■ **WORK ITEM**
Show every line from the data below that includes "annotation".

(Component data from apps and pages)
+ + +

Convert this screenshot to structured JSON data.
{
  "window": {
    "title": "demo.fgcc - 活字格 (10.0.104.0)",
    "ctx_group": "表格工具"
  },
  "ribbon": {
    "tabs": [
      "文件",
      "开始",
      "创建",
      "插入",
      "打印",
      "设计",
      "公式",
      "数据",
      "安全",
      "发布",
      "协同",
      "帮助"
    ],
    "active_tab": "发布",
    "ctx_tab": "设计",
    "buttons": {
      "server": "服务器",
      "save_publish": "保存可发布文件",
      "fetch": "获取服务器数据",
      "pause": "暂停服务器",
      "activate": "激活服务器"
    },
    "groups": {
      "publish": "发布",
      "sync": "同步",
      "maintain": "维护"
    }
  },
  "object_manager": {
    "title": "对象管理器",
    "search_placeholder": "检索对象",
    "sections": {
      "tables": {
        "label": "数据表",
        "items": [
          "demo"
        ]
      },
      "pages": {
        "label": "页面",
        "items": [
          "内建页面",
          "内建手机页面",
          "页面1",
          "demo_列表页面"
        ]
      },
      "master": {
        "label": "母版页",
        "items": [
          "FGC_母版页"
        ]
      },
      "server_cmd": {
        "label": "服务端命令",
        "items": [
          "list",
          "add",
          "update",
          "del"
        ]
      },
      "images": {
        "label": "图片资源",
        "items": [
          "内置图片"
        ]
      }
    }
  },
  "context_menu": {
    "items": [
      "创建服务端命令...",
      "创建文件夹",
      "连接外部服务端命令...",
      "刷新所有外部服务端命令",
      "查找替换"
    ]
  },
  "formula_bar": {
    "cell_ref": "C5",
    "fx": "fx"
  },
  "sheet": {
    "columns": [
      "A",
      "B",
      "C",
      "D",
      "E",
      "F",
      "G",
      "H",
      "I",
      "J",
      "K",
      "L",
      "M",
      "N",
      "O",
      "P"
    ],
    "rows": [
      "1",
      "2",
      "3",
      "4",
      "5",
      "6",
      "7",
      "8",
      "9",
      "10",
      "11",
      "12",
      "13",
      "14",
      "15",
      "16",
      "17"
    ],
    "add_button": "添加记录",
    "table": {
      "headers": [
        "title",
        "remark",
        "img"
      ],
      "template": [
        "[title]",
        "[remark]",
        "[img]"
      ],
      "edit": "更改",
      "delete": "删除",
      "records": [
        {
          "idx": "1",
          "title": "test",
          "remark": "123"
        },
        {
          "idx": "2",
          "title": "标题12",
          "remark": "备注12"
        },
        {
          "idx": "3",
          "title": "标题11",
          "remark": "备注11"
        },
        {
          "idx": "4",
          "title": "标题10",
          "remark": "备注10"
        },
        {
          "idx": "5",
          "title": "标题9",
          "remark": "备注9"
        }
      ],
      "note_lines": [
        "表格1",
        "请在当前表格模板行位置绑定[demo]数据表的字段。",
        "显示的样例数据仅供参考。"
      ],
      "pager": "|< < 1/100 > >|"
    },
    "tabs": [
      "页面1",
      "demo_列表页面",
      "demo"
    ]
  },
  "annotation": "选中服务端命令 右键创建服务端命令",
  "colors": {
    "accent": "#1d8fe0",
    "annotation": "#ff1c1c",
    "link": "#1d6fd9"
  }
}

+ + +

■ **THE COMPLETED TASK**
  "annotation": "选中服务端命令 右键创建服务端命令",
    "annotation": "#ff1c1c",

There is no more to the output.